### Prompt
Restate all the data word for word and omit the pictures.

Dataset rows describing interfaces
====================

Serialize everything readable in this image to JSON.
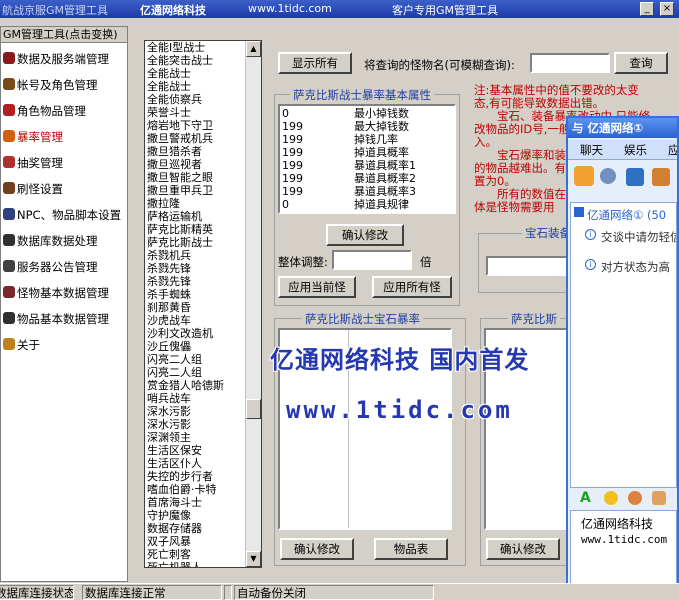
{
  "titlebar": {
    "app_name": "航战京服GM管理工具",
    "company": "亿通网络科技",
    "url": "www.1tidc.com",
    "subtitle": "客户专用GM管理工具",
    "min_glyph": "_",
    "close_glyph": "×"
  },
  "nav": {
    "header": "GM管理工具(点击变换)",
    "items": [
      {
        "label": "数据及服务端管理",
        "icon": "book-icon",
        "color": "#8b1a1a"
      },
      {
        "label": "帐号及角色管理",
        "icon": "key-icon",
        "color": "#7a4a1a"
      },
      {
        "label": "角色物品管理",
        "icon": "bag-icon",
        "color": "#b02020"
      },
      {
        "label": "暴率管理",
        "icon": "dice-icon",
        "color": "#d06010"
      },
      {
        "label": "抽奖管理",
        "icon": "lottery-icon",
        "color": "#b03030"
      },
      {
        "label": "刷怪设置",
        "icon": "monster-icon",
        "color": "#704020"
      },
      {
        "label": "NPC、物品脚本设置",
        "icon": "script-icon",
        "color": "#304080"
      },
      {
        "label": "数据库数据处理",
        "icon": "database-icon",
        "color": "#303030"
      },
      {
        "label": "服务器公告管理",
        "icon": "announce-icon",
        "color": "#404040"
      },
      {
        "label": "怪物基本数据管理",
        "icon": "beast-icon",
        "color": "#7a2a2a"
      },
      {
        "label": "物品基本数据管理",
        "icon": "item-icon",
        "color": "#303030"
      },
      {
        "label": "关于",
        "icon": "info-icon",
        "color": "#c08020"
      }
    ]
  },
  "monster_list": [
    "全能I型战士",
    "全能突击战士",
    "全能战士",
    "全能战士",
    "全能侦察兵",
    "荣誉斗士",
    "熔岩地下守卫",
    "撒旦警戒机兵",
    "撒旦猎杀者",
    "撒旦巡视者",
    "撒旦智能之眼",
    "撒旦重甲兵卫",
    "撒拉隆",
    "萨格运输机",
    "萨克比斯精英",
    "萨克比斯战士",
    "杀戮机兵",
    "杀戮先锋",
    "杀戮先锋",
    "杀手蜘蛛",
    "刹那黄昏",
    "沙虎战车",
    "沙利文改造机",
    "沙丘傀儡",
    "闪亮二人组",
    "闪亮二人组",
    "赏金猎人哈德斯",
    "哨兵战车",
    "深水污影",
    "深水污影",
    "深渊领主",
    "生活区保安",
    "生活区仆人",
    "失控的步行者",
    "嗜血伯爵·卡特",
    "首席海斗士",
    "守护魔像",
    "数据存储器",
    "双子风暴",
    "死亡刺客",
    "死亡机器人"
  ],
  "search": {
    "show_all": "显示所有",
    "label": "将查询的怪物名(可模糊查询):",
    "value": "",
    "button": "查询"
  },
  "drop_group": {
    "title": "萨克比斯战士暴率基本属性",
    "rows": [
      {
        "value": "0",
        "name": "最小掉钱数"
      },
      {
        "value": "199",
        "name": "最大掉钱数"
      },
      {
        "value": "199",
        "name": "掉钱几率"
      },
      {
        "value": "199",
        "name": "掉道具概率"
      },
      {
        "value": "199",
        "name": "暴道具概率1"
      },
      {
        "value": "199",
        "name": "暴道具概率2"
      },
      {
        "value": "199",
        "name": "暴道具概率3"
      },
      {
        "value": "0",
        "name": "掉道具规律"
      }
    ],
    "confirm": "确认修改",
    "adjust_label": "整体调整:",
    "adjust_value": "",
    "adjust_unit": "倍",
    "apply_current": "应用当前怪",
    "apply_all": "应用所有怪"
  },
  "gem_group_right": {
    "title": "宝石装备"
  },
  "gem_drop_group": {
    "title": "萨克比斯战士宝石暴率",
    "confirm": "确认修改",
    "item_table": "物品表"
  },
  "gem_drop_group2": {
    "title": "萨克比斯",
    "confirm": "确认修改"
  },
  "note": {
    "lines": [
      "注:基本属性中的值不要改的太变",
      "态,有可能导致数据出错。",
      "　　宝石、装备暴率改动中,只能修",
      "改物品的ID号,一般",
      "入。",
      "　　宝石爆率和装",
      "的物品越难出。有",
      "置为0。",
      "　　所有的数值在",
      "体是怪物需要用"
    ]
  },
  "watermark": {
    "line1": "亿通网络科技 国内首发",
    "line2": "www.1tidc.com"
  },
  "chat": {
    "title": "与 亿通网络①",
    "tabs": [
      "聊天",
      "娱乐",
      "应"
    ],
    "contact": "亿通网络① (50",
    "msg1": "交谈中请勿轻信",
    "msg2": "对方状态为高",
    "sig_name": "亿通网络科技",
    "sig_url": "www.1tidc.com"
  },
  "statusbar": {
    "seg1": "数据库连接状态",
    "seg2": "数据库连接正常",
    "seg3": "",
    "seg4": "自动备份关闭"
  }
}
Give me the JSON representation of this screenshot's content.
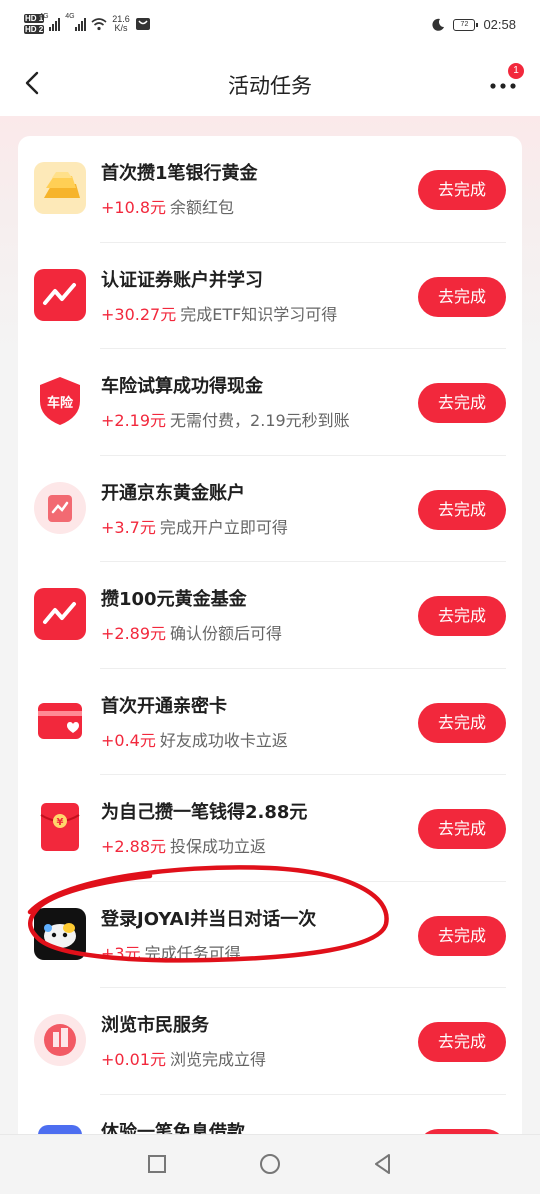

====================

### Solved exercise
Serialize everything readable in this image to JSON.
{
  "titlebar": {
    "app_name": "航战京服GM管理工具",
    "company": "亿通网络科技",
    "url": "www.1tidc.com",
    "subtitle": "客户专用GM管理工具",
    "min_glyph": "_",
    "close_glyph": "×"
  },
  "nav": {
    "header": "GM管理工具(点击变换)",
    "items": [
      {
        "label": "数据及服务端管理",
        "icon": "book-icon",
        "color": "#8b1a1a"
      },
      {
        "label": "帐号及角色管理",
        "icon": "key-icon",
        "color": "#7a4a1a"
      },
      {
        "label": "角色物品管理",
        "icon": "bag-icon",
        "color": "#b02020"
      },
      {
        "label": "暴率管理",
        "icon": "dice-icon",
        "color": "#d06010"
      },
      {
        "label": "抽奖管理",
        "icon": "lottery-icon",
        "color": "#b03030"
      },
      {
        "label": "刷怪设置",
        "icon": "monster-icon",
        "color": "#704020"
      },
      {
        "label": "NPC、物品脚本设置",
        "icon": "script-icon",
        "color": "#304080"
      },
      {
        "label": "数据库数据处理",
        "icon": "database-icon",
        "color": "#303030"
      },
      {
        "label": "服务器公告管理",
        "icon": "announce-icon",
        "color": "#404040"
      },
      {
        "label": "怪物基本数据管理",
        "icon": "beast-icon",
        "color": "#7a2a2a"
      },
      {
        "label": "物品基本数据管理",
        "icon": "item-icon",
        "color": "#303030"
      },
      {
        "label": "关于",
        "icon": "info-icon",
        "color": "#c08020"
      }
    ]
  },
  "monster_list": [
    "全能I型战士",
    "全能突击战士",
    "全能战士",
    "全能战士",
    "全能侦察兵",
    "荣誉斗士",
    "熔岩地下守卫",
    "撒旦警戒机兵",
    "撒旦猎杀者",
    "撒旦巡视者",
    "撒旦智能之眼",
    "撒旦重甲兵卫",
    "撒拉隆",
    "萨格运输机",
    "萨克比斯精英",
    "萨克比斯战士",
    "杀戮机兵",
    "杀戮先锋",
    "杀戮先锋",
    "杀手蜘蛛",
    "刹那黄昏",
    "沙虎战车",
    "沙利文改造机",
    "沙丘傀儡",
    "闪亮二人组",
    "闪亮二人组",
    "赏金猎人哈德斯",
    "哨兵战车",
    "深水污影",
    "深水污影",
    "深渊领主",
    "生活区保安",
    "生活区仆人",
    "失控的步行者",
    "嗜血伯爵·卡特",
    "首席海斗士",
    "守护魔像",
    "数据存储器",
    "双子风暴",
    "死亡刺客",
    "死亡机器人"
  ],
  "search": {
    "show_all": "显示所有",
    "label": "将查询的怪物名(可模糊查询):",
    "value": "",
    "button": "查询"
  },
  "drop_group": {
    "title": "萨克比斯战士暴率基本属性",
    "rows": [
      {
        "value": "0",
        "name": "最小掉钱数"
      },
      {
        "value": "199",
        "name": "最大掉钱数"
      },
      {
        "value": "199",
        "name": "掉钱几率"
      },
      {
        "value": "199",
        "name": "掉道具概率"
      },
      {
        "value": "199",
        "name": "暴道具概率1"
      },
      {
        "value": "199",
        "name": "暴道具概率2"
      },
      {
        "value": "199",
        "name": "暴道具概率3"
      },
      {
        "value": "0",
        "name": "掉道具规律"
      }
    ],
    "confirm": "确认修改",
    "adjust_label": "整体调整:",
    "adjust_value": "",
    "adjust_unit": "倍",
    "apply_current": "应用当前怪",
    "apply_all": "应用所有怪"
  },
  "gem_group_right": {
    "title": "宝石装备"
  },
  "gem_drop_group": {
    "title": "萨克比斯战士宝石暴率",
    "confirm": "确认修改",
    "item_table": "物品表"
  },
  "gem_drop_group2": {
    "title": "萨克比斯",
    "confirm": "确认修改"
  },
  "note": {
    "lines": [
      "注:基本属性中的值不要改的太变",
      "态,有可能导致数据出错。",
      "　　宝石、装备暴率改动中,只能修",
      "改物品的ID号,一般",
      "入。",
      "　　宝石爆率和装",
      "的物品越难出。有",
      "置为0。",
      "　　所有的数值在",
      "体是怪物需要用"
    ]
  },
  "watermark": {
    "line1": "亿通网络科技 国内首发",
    "line2": "www.1tidc.com"
  },
  "chat": {
    "title": "与 亿通网络①",
    "tabs": [
      "聊天",
      "娱乐",
      "应"
    ],
    "contact": "亿通网络① (50",
    "msg1": "交谈中请勿轻信",
    "msg2": "对方状态为高",
    "sig_name": "亿通网络科技",
    "sig_url": "www.1tidc.com"
  },
  "statusbar": {
    "seg1": "数据库连接状态",
    "seg2": "数据库连接正常",
    "seg3": "",
    "seg4": "自动备份关闭"
  }
}
Give me the JSON representation of this screenshot's content.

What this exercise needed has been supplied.